From the entries, return every line where the string "circle" shows up.

..........

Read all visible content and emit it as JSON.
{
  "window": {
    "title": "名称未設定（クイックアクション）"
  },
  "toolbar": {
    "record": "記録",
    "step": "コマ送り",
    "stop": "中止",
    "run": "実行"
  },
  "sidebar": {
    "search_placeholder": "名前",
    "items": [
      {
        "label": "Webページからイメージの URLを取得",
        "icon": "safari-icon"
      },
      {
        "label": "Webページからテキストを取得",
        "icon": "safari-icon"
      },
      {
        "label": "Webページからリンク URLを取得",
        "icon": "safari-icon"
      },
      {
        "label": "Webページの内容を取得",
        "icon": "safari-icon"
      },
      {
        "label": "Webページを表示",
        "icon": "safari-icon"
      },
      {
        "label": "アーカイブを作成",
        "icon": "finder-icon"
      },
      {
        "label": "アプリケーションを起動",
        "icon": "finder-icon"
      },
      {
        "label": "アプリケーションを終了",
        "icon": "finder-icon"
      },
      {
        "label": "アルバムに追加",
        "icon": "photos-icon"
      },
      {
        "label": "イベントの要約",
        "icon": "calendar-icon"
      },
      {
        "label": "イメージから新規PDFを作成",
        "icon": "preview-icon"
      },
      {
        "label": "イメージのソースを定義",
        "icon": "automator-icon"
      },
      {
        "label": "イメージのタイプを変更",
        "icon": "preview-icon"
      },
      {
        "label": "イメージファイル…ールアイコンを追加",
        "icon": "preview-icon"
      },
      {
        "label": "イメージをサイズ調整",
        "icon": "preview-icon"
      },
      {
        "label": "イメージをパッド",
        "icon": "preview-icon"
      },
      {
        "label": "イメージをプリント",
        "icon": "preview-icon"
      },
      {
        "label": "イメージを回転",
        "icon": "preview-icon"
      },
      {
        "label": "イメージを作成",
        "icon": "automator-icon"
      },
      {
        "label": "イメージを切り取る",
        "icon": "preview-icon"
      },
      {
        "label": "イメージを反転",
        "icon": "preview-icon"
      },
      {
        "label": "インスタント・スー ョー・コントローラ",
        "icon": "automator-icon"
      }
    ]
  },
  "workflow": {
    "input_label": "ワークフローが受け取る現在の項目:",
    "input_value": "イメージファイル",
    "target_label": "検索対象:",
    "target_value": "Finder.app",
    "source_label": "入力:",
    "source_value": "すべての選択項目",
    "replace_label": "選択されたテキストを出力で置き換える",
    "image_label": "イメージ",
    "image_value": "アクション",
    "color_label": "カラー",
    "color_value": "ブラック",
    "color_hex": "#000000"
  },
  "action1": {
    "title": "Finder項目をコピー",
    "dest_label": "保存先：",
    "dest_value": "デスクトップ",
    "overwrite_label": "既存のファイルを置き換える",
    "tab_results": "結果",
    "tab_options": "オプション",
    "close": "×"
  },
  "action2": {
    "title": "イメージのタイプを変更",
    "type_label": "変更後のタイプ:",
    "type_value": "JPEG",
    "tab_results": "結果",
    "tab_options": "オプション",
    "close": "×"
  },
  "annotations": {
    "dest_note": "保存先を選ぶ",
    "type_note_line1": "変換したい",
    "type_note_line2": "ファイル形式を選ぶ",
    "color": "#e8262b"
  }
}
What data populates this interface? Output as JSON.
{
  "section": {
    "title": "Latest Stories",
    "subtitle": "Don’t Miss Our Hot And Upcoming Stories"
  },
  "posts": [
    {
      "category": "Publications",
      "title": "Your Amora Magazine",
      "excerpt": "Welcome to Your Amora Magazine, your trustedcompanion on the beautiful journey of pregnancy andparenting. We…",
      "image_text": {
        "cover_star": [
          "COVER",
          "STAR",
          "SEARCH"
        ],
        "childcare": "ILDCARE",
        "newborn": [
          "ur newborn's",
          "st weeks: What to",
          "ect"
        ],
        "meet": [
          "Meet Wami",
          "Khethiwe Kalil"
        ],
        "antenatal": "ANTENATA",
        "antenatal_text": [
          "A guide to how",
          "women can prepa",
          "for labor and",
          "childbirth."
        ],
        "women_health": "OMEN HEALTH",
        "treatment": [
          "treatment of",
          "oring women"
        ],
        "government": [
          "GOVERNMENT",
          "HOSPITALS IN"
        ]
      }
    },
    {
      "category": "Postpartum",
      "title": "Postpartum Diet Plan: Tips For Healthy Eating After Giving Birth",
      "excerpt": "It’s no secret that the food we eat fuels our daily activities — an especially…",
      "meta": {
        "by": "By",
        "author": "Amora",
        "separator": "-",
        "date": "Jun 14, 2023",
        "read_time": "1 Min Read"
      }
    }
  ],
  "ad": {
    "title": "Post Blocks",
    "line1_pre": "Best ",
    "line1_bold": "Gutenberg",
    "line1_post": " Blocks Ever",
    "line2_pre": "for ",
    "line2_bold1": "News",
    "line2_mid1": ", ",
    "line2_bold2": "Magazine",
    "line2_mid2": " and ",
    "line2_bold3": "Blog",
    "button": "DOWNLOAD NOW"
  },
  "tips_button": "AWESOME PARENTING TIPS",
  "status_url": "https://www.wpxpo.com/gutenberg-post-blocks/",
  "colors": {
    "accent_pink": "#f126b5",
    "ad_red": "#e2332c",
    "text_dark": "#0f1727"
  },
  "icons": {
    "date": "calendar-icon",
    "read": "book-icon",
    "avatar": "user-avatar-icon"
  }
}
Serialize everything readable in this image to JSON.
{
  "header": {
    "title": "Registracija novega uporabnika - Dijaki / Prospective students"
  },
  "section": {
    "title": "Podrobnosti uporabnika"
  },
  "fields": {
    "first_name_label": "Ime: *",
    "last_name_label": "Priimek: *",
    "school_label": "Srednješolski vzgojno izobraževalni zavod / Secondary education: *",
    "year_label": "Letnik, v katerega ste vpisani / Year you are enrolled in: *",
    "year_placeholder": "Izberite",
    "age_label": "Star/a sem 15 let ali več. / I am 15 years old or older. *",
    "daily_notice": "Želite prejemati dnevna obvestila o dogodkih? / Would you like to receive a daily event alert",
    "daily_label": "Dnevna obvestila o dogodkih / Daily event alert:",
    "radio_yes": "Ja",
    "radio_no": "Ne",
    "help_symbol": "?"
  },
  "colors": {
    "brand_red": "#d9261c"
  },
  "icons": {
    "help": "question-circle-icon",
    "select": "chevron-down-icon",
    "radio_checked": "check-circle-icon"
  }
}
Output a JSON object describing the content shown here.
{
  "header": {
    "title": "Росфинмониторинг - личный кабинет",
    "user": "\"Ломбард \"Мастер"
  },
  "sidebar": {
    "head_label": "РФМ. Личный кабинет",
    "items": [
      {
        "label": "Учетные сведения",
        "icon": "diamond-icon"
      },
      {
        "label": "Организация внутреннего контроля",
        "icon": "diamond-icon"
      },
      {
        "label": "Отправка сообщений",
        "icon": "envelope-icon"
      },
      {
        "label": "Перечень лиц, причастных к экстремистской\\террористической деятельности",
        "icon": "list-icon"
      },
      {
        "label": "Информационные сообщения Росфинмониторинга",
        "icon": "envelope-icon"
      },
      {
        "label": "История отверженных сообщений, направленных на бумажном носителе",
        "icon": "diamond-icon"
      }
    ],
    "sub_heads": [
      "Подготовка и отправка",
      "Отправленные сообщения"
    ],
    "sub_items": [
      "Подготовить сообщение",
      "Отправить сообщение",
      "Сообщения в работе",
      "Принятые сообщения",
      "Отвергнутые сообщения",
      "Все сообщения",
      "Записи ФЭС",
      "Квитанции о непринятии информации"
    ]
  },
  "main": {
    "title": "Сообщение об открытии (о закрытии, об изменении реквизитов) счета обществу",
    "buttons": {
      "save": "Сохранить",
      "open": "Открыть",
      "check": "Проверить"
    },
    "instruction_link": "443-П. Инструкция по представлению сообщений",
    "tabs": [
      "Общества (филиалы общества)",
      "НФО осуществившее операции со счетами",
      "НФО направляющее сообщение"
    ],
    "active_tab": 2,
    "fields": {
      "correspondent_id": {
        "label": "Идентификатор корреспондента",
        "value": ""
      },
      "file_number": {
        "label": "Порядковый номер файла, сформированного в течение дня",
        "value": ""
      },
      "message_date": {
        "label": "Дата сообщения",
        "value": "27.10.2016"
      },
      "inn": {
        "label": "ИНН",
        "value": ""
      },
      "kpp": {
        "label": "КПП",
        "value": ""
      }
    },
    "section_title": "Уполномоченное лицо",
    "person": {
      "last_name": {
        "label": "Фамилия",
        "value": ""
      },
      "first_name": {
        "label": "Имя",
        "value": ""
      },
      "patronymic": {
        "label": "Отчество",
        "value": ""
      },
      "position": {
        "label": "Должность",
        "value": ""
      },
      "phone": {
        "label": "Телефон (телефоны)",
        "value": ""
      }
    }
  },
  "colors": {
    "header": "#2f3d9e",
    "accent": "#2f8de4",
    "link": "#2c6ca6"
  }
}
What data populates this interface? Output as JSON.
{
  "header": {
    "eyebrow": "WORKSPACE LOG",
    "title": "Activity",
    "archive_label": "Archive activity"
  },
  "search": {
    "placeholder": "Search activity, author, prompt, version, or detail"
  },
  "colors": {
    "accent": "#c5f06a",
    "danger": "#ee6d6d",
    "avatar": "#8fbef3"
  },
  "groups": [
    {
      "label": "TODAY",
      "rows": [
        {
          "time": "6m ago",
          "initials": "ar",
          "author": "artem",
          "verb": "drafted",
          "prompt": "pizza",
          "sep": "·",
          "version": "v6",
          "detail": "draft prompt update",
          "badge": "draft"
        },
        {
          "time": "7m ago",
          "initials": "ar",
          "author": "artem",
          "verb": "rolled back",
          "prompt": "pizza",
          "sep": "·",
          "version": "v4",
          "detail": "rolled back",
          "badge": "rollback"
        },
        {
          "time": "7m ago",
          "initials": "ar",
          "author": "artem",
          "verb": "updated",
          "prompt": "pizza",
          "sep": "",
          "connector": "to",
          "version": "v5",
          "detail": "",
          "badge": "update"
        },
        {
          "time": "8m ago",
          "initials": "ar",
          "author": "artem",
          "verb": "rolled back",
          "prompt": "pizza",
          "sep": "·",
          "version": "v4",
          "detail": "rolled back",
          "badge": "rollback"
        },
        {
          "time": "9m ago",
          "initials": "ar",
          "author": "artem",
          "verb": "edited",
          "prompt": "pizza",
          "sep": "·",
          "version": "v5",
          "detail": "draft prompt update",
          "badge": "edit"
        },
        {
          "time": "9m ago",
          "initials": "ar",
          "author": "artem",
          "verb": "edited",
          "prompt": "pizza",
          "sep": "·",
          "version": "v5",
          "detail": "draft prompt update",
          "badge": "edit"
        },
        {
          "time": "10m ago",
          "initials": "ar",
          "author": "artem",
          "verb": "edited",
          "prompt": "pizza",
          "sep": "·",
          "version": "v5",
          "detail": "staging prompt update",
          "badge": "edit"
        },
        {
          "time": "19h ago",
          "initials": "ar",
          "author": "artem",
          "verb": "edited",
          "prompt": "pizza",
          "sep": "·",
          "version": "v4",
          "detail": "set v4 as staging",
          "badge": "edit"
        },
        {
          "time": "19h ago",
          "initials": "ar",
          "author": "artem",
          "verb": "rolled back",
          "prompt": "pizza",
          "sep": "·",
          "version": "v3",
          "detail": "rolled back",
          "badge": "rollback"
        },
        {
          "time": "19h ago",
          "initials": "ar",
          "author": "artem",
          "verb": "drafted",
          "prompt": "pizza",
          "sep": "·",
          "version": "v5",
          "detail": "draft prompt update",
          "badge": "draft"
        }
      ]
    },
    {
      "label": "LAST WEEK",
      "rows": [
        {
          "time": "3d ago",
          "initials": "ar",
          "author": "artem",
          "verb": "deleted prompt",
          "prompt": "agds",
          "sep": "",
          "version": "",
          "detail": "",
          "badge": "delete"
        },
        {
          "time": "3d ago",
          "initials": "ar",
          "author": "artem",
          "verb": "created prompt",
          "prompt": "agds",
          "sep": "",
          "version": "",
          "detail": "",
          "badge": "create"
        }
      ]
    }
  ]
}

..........

_Task response_
    "help": "question-circle-icon",
    "radio_checked": "check-circle-icon"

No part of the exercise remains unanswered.